- _Assigned task_: Pull every line with "JSON" from the entries below.

- _Information supplied_:
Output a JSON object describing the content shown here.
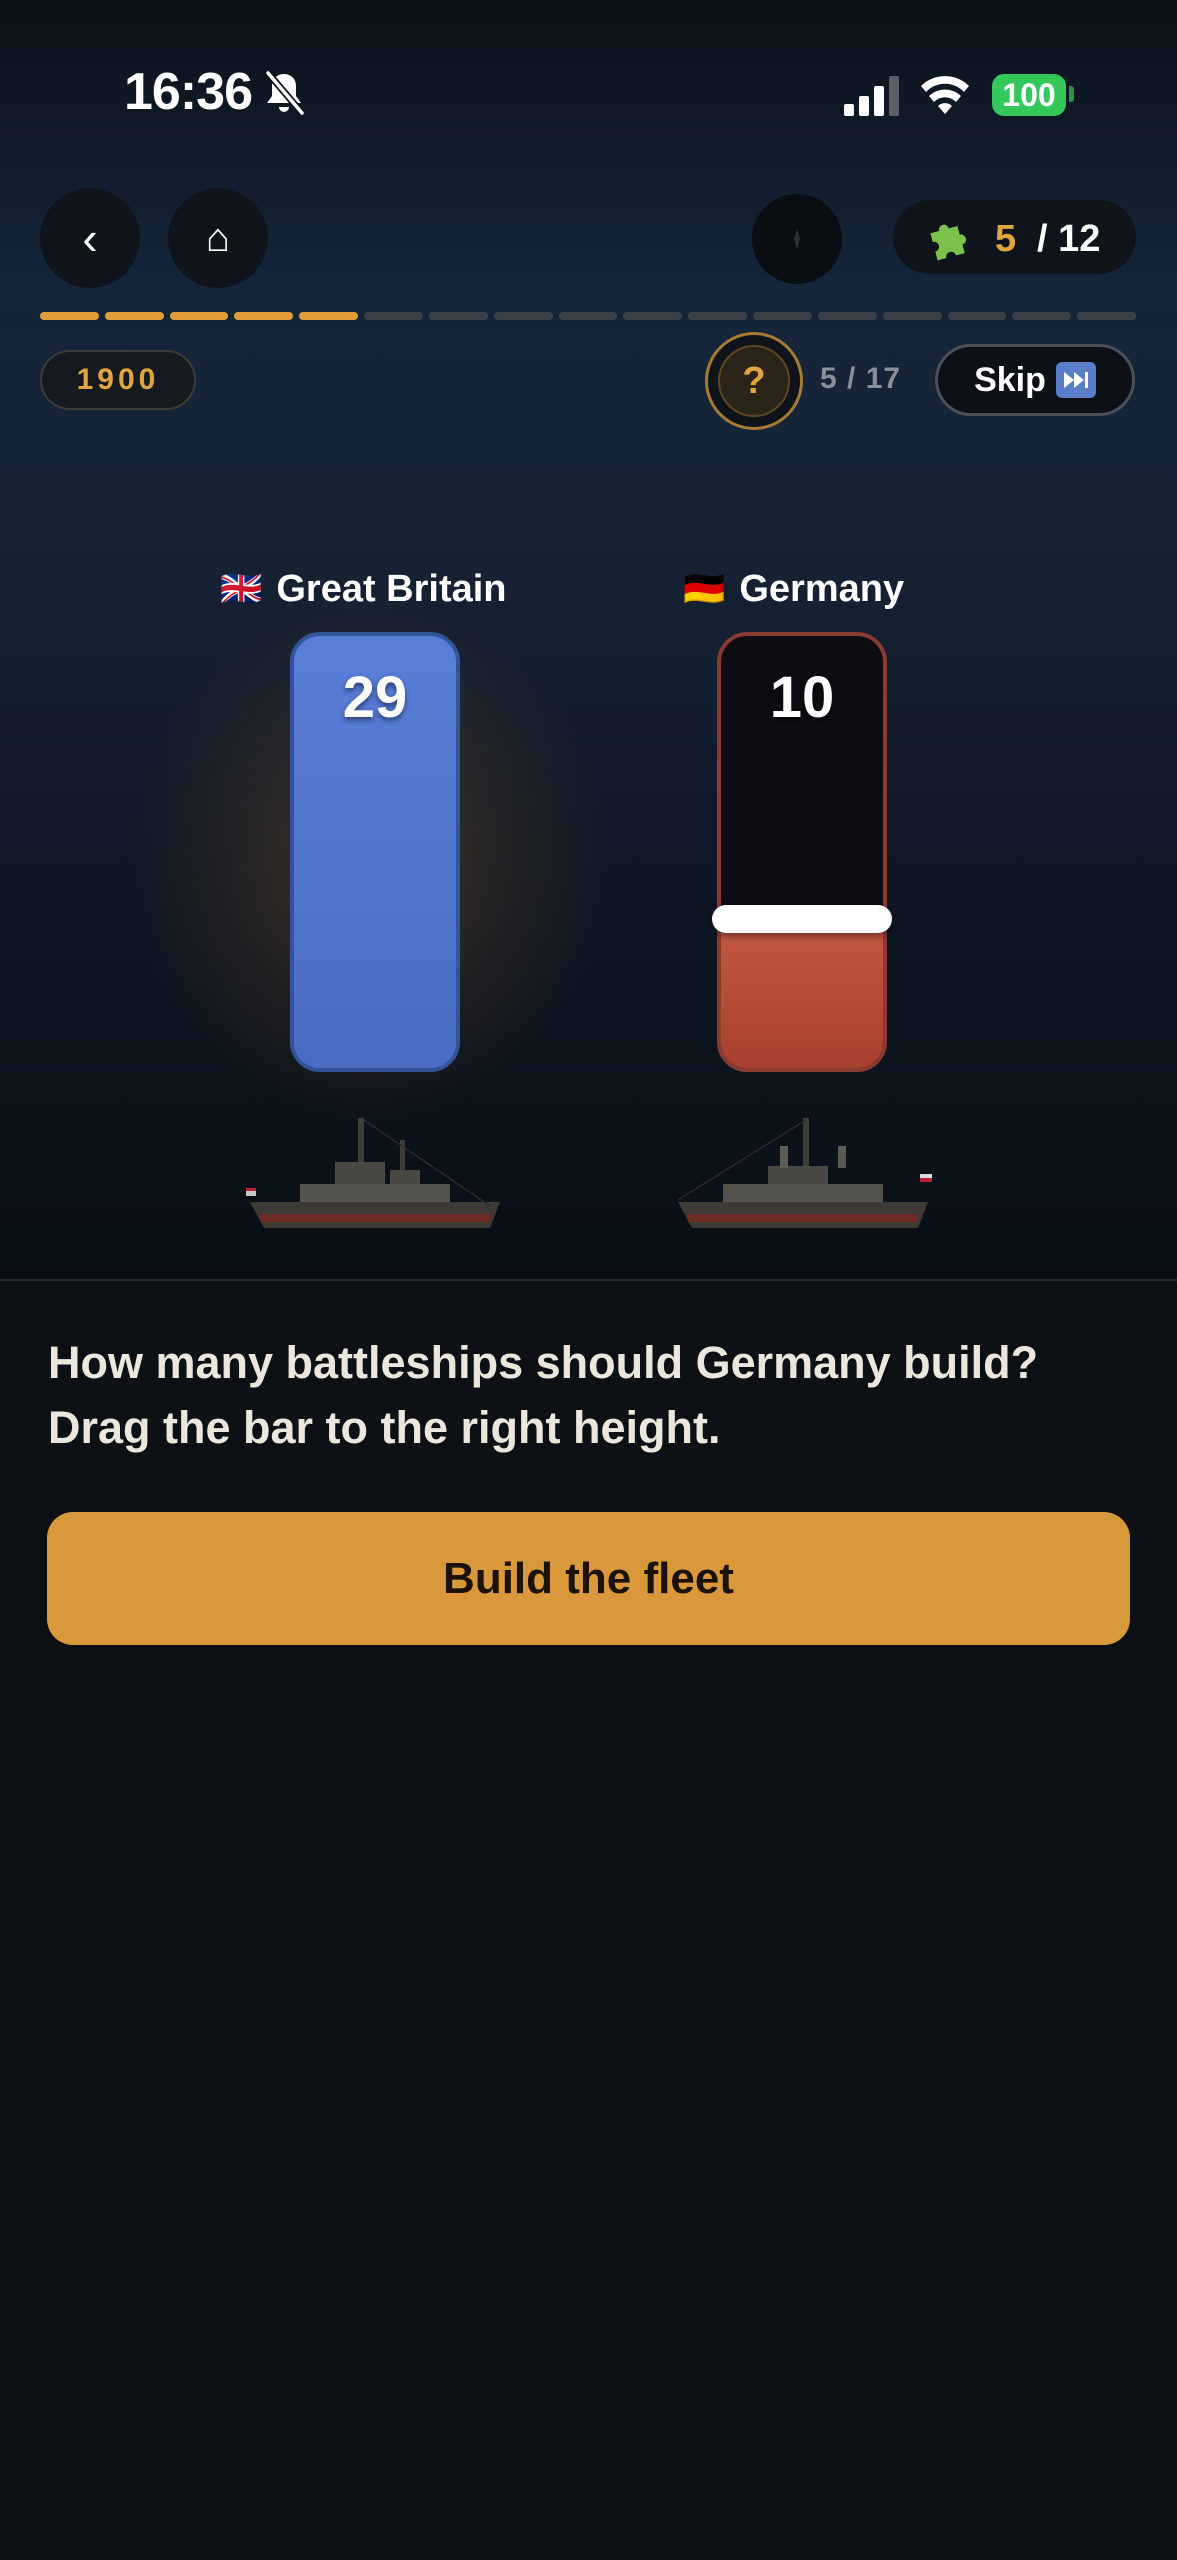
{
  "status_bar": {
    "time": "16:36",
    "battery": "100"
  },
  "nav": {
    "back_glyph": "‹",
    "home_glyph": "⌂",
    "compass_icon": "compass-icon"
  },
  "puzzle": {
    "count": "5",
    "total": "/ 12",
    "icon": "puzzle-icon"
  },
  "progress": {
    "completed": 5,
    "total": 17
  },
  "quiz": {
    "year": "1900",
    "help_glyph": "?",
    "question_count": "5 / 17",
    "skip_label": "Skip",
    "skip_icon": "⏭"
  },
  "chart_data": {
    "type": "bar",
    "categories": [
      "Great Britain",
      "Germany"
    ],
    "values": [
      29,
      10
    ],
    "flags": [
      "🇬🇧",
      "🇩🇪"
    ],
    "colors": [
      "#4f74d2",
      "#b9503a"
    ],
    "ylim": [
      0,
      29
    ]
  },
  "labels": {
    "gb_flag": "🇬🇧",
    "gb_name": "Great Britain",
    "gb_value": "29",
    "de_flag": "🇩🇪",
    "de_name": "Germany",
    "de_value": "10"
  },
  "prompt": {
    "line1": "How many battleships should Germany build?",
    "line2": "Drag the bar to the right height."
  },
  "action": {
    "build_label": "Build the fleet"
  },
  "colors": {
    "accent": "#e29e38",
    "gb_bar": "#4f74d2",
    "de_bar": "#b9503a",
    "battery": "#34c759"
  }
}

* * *

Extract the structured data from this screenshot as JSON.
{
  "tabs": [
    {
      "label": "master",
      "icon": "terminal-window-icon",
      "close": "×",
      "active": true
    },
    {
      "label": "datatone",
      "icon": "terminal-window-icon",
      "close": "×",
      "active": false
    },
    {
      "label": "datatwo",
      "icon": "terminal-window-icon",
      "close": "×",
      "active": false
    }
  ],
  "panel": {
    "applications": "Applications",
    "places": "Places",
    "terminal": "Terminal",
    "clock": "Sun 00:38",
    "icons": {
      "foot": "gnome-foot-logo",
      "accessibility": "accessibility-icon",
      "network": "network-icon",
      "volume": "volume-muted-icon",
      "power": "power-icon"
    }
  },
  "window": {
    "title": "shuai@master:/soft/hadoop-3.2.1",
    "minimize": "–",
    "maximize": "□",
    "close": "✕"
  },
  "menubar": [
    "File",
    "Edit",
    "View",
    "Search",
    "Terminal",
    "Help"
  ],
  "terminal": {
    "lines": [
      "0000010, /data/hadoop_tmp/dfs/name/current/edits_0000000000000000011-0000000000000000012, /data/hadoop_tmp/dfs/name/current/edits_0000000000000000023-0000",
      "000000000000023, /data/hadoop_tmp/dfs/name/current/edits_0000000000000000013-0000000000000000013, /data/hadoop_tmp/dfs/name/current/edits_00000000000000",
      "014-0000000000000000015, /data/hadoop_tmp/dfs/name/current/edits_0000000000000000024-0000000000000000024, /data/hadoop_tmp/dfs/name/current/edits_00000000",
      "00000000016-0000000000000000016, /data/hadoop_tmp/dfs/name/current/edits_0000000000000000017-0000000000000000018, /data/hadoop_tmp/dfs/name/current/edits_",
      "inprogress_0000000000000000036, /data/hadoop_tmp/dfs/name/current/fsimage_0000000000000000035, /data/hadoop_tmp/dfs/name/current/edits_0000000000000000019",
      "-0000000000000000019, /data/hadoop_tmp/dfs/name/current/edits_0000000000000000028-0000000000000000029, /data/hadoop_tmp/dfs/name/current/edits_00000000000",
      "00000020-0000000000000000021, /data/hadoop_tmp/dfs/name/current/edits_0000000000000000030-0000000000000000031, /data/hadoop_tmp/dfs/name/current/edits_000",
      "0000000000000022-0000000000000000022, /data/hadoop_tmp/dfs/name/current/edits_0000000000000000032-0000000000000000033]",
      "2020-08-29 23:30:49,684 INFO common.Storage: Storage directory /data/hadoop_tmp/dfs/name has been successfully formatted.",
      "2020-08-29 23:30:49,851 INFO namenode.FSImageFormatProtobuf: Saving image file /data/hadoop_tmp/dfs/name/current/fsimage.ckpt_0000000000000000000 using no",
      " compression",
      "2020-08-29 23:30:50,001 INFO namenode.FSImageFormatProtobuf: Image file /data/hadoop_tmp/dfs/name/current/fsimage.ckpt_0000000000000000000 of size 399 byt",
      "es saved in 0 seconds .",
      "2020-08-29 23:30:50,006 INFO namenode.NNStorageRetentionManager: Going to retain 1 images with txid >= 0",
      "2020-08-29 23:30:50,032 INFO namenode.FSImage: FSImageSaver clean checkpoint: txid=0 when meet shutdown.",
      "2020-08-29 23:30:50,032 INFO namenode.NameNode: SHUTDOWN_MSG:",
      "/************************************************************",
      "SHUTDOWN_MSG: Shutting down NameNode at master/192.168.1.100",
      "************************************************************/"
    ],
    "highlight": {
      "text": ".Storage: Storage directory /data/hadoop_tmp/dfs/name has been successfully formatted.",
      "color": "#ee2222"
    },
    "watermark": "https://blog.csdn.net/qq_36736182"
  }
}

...

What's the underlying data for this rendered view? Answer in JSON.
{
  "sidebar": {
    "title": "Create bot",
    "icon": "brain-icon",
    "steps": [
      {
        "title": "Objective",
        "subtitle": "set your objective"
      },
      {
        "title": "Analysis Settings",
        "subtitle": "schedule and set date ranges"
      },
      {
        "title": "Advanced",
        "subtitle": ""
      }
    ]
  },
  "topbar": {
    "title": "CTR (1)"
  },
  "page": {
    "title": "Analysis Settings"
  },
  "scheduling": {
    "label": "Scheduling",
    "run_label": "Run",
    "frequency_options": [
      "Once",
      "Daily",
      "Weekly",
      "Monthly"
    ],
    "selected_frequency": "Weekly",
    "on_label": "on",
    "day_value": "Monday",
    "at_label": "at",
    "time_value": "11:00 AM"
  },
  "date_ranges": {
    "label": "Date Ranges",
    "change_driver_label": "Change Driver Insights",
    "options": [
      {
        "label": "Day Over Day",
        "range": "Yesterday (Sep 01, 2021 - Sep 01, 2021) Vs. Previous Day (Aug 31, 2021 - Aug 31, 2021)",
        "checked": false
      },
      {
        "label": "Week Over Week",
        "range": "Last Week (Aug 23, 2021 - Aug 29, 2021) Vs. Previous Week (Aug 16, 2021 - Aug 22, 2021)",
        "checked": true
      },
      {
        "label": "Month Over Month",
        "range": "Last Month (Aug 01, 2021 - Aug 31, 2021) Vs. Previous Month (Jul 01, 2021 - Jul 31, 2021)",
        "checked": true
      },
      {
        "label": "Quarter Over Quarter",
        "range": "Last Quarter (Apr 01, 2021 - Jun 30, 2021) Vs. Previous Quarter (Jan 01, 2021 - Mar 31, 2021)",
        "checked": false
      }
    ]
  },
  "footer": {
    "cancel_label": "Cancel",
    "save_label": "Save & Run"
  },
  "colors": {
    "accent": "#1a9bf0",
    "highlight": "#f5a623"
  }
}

- _Exercise output_:
Output a JSON object describing the content shown here.
Extract the structured data from this screenshot as JSON.
What's the underlying data for this rendered view? Answer in JSON.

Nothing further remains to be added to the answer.